In other words, the argument goes that if sports cars are self-driving, those driverless cars won’t be owned by individuals, and instead will be owned by corporations that have those self-driving cars in fleets.
I don’t ascribe to that theory.
My somewhat contrarian view is that we are going to have individual ownership of self-driving cars, including sports cars.
I argue that the money to be made by ridesharing your self-driving car will create a large cottage industry of people aiming to make some bucks from their driverless cars. While you are at work or asleep, your self-driving car will be roaming the streets and making money for you.
Therefore, I vehemently disagree with the assertion that if sports cars do get outfitted with self-driving tech that it means the death knell for sports car ownership by individuals.

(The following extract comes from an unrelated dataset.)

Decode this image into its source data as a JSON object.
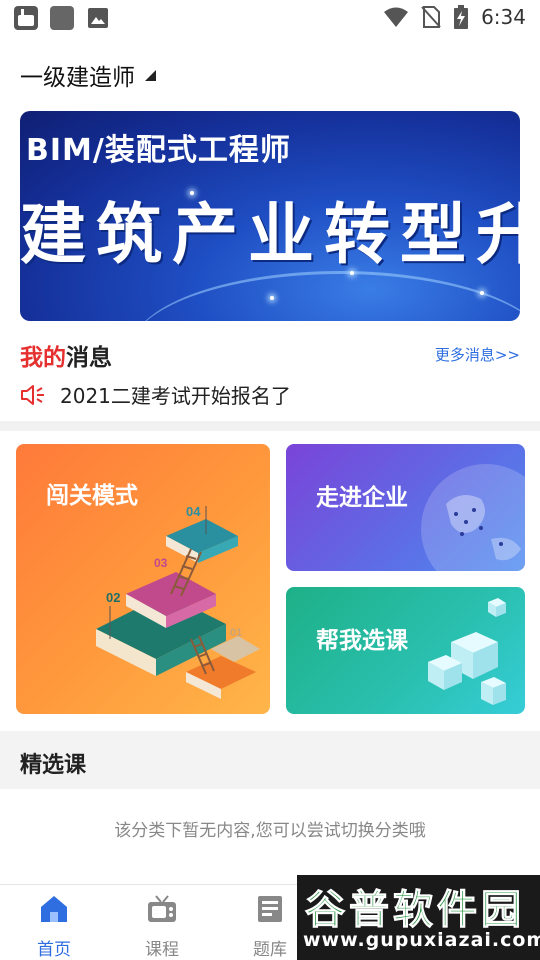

It would perhaps surprisingly promote individual ownership, potentially making the high-end expensive sports cars financially available to those that heretofore could not afford one.
That does raise a whole another topic, namely whether sports cars will lose their prestige and panache if it turns out they can be driven by AI and undermines the belief by some that driving a sports car is a uniquely human attribute.
I’m sure that there are those in the high-end sports enclave that would be dismayed to think that just any everyday commoner might soon be able to go for a ride in a fancy sports car, and if so, wonder how such a change might impact our societal perception of sports cars.
For the moment, those of you that love your sports cars, make hay while you can, though please do so safely.